an exaggerated statement or advertisement.
References in classic literature ?
Smoke, puff, blow thy cloud; and tell the people, if any question be made, that it is for thy health, and that so the physician orders thee to do.
She drew in a long whiff and puffed it forth again into the bar of morning sunshine which struggled through the one dusty pane of her cottage window.
"Well puffed, my pretty lad!" still cried old Mother Rigby.
"No," said Tom, slowly, when he had finished his puff, and was eying the third, which was to be divided between them,--"no, I sha'n't."
"No," said Tom, opening his pocket-knife and holding it over the puff, with his head on one side in a dubitative manner.
With this interjection, the knife descended on the puff, and it was in two, but the result was not satisfactory to Tom, for he still eyed the halves doubtfully.
Maggie's power of sacrifice did not extend so far; indeed, I fear she cared less that Tom should enjoy the utmost possible amount of puff, than that he should be pleased with her for giving him the best bit.
Maggie, thinking it was no use to contend further, began too, and ate up her half puff with considerable relish as well as rapidity.
"I did hope there would be a white one with puffed sleeves," she whispered disconsolately.
She did not think she liked Miss Rogerson, and she felt very miserable; every other little girl in the class had puffed sleeves.

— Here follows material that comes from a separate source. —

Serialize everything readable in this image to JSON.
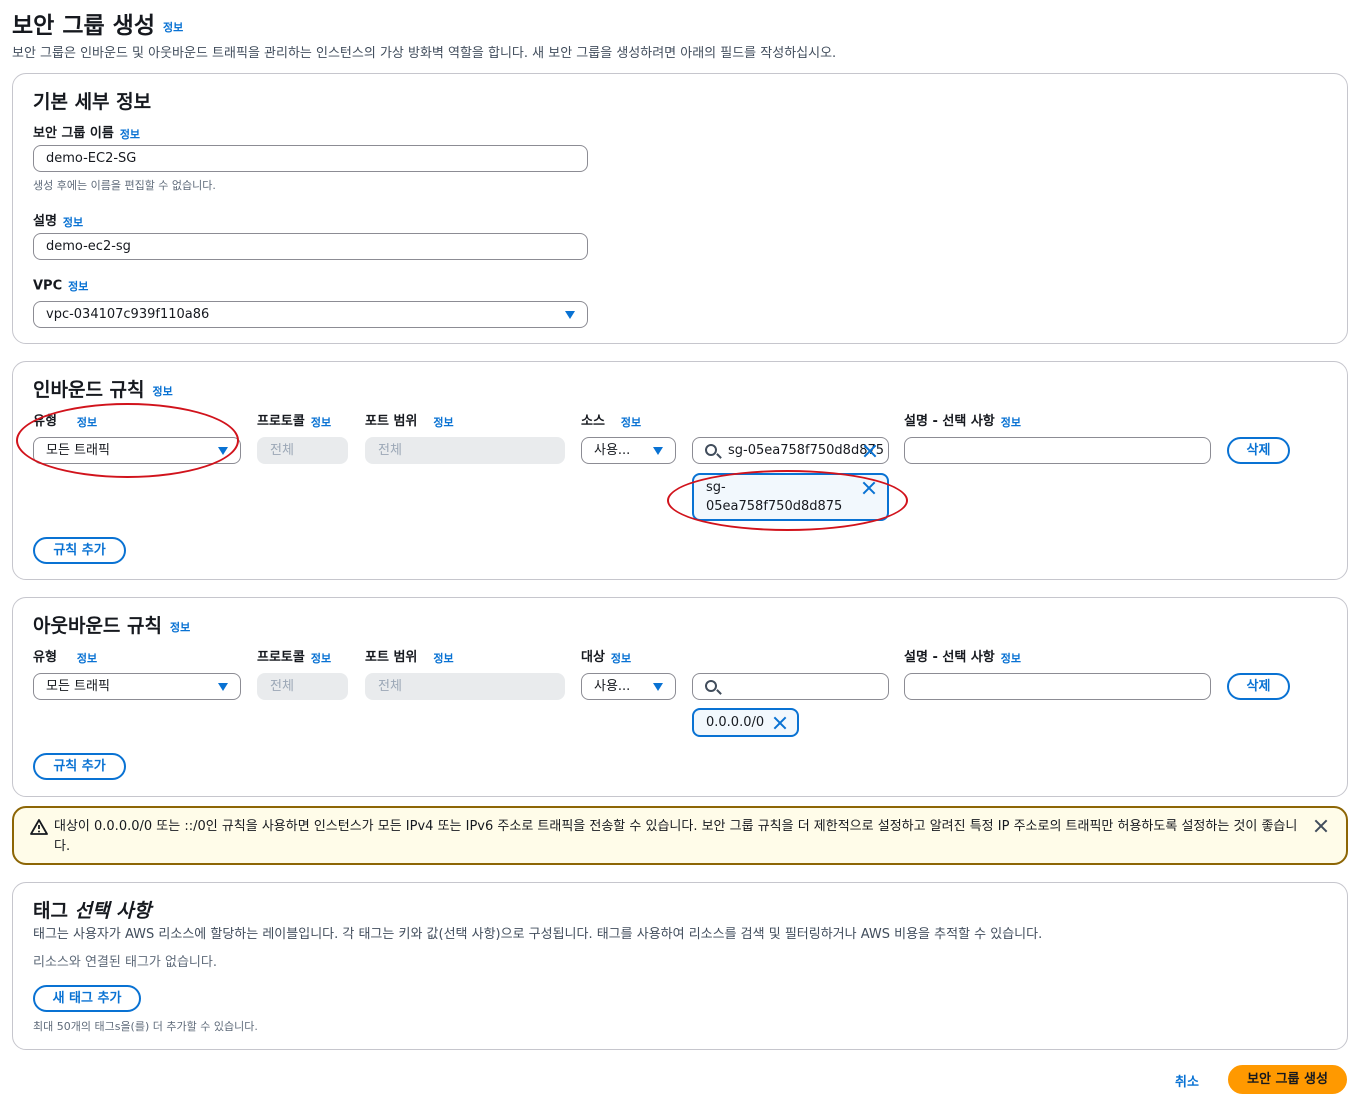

He puffed imperturbably at his pipe for a time, but finally arose and began to look out at the window into the darkening chaos of back yards.
This smoke (or flame, perhaps, would be the better word for it) was so bright that the deep blue sky overhead and the hazy stretches of brown common towards Chertsey, set with black pine trees, seemed to darken abruptly as these puffs arose, and to remain the darker after their dispersal.